THE new scenario for Australian white-ball success has to include 150km/h bowling bookends able to be deployed at maximum effort – and at least a 20-ball burst of Lynnsanity.
So it proved at the MCG last night, as Australia booked their spot in the Twenty20 triseries final with a seven-wicket victory over England.
The Australians remained unbeaten in this series and are now assured of a spot in the February 21 final in Auckland after having downed England by five wickets in Hobart and beating New Zealand in the series opener.
The rejuvenated Aussies have proven an irresistible force in the past eight days.

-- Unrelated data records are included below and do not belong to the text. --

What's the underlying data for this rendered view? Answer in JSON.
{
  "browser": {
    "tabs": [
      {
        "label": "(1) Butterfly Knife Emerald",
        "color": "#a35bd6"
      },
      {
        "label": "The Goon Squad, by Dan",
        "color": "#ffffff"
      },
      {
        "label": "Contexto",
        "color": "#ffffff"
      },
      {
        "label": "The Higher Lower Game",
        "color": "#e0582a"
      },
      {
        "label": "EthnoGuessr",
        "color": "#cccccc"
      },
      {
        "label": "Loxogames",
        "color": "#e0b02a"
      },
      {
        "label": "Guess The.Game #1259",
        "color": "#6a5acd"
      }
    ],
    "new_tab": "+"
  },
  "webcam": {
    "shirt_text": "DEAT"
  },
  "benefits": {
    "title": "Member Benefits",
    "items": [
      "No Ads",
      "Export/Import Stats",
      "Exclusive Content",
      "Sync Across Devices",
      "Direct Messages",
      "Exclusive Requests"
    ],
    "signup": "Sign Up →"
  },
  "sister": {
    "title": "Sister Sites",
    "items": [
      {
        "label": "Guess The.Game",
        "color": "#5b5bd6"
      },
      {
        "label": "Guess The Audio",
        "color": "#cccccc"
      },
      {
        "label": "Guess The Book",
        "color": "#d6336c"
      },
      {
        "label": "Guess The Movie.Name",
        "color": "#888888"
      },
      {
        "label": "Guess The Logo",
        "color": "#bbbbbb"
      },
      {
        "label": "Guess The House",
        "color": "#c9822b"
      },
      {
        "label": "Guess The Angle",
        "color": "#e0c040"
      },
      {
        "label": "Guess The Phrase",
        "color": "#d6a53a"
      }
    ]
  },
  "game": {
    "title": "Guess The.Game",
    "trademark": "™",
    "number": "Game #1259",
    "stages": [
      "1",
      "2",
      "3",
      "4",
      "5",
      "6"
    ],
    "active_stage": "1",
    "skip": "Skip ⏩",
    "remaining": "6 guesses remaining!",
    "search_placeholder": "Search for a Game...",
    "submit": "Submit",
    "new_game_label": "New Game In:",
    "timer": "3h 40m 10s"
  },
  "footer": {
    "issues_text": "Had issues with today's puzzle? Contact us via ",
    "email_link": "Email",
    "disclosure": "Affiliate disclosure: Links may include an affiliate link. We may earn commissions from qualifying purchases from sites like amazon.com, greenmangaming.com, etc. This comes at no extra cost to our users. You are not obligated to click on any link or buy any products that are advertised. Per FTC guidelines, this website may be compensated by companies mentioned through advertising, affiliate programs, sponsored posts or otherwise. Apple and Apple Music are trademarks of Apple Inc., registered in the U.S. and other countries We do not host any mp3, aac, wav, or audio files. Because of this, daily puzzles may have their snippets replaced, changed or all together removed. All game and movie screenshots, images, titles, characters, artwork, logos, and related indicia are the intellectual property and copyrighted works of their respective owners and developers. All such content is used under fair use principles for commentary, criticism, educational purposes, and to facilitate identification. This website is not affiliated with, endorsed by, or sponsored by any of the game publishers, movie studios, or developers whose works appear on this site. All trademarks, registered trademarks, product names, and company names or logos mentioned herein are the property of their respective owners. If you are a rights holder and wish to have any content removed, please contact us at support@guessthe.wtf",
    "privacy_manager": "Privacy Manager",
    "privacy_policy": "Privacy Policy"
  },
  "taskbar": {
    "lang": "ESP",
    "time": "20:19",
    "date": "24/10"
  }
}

But the momentum gathered on the back of a formula of speed with the ball and brute force with the bat depends on the ongoing fitness of slingshot slugger Chris Lynn, Mitchell Starc, when the schedule allows him to play, and the best bolt of lightning to wear a green and gold uniform in 12 months – big Billy Stanlake.
Stick thin and tall as a tree, Stanlake is 204cm of manna from bowling heaven for national selectors who have seen speed machines James Pattinson and Nathan Coulter-Nile fall victim to the injury curse.
On a sultry night, Stanlake sent the radar into rarely seen areas at the MCG, breaking the England resistance before Lynn (31 off 19 balls) smashed four fours and two sixes in a seat- rattling early assault which made short work of the chase.
But first there was big Billy, who before the sun set had the ball talking and the English batsman baulking.
Three balls in a row in his first over Stanlake was through English left-hander Dawid Malan before he could get his bat down.
Stanlake’s opening over built from a base of 146km/h then topping out at 149.7, with a wicket as well, courtesy of a brilliant Aaron Finch catch.
His 2-28, and some seriously good fielding, helped the home team keep the bullocking English bats to just 7-137.
Lynn first, then D’Arcy Short (36 not out) and Glenn Maxwell ( 39 off 26) helped gobble up the mediocre target in a six-filled send-off – Australia clubbing seven to England’s one.
Beyond the blistering speed of Stanlake and the control of medium-pace marksman Andrew Tye, Australia seem to have landed on the magic recipe for short-form success.
IN THE SWING: Chris Lynn hits out during Australia’s sevenwicket win over England last night. Picture: Getty Images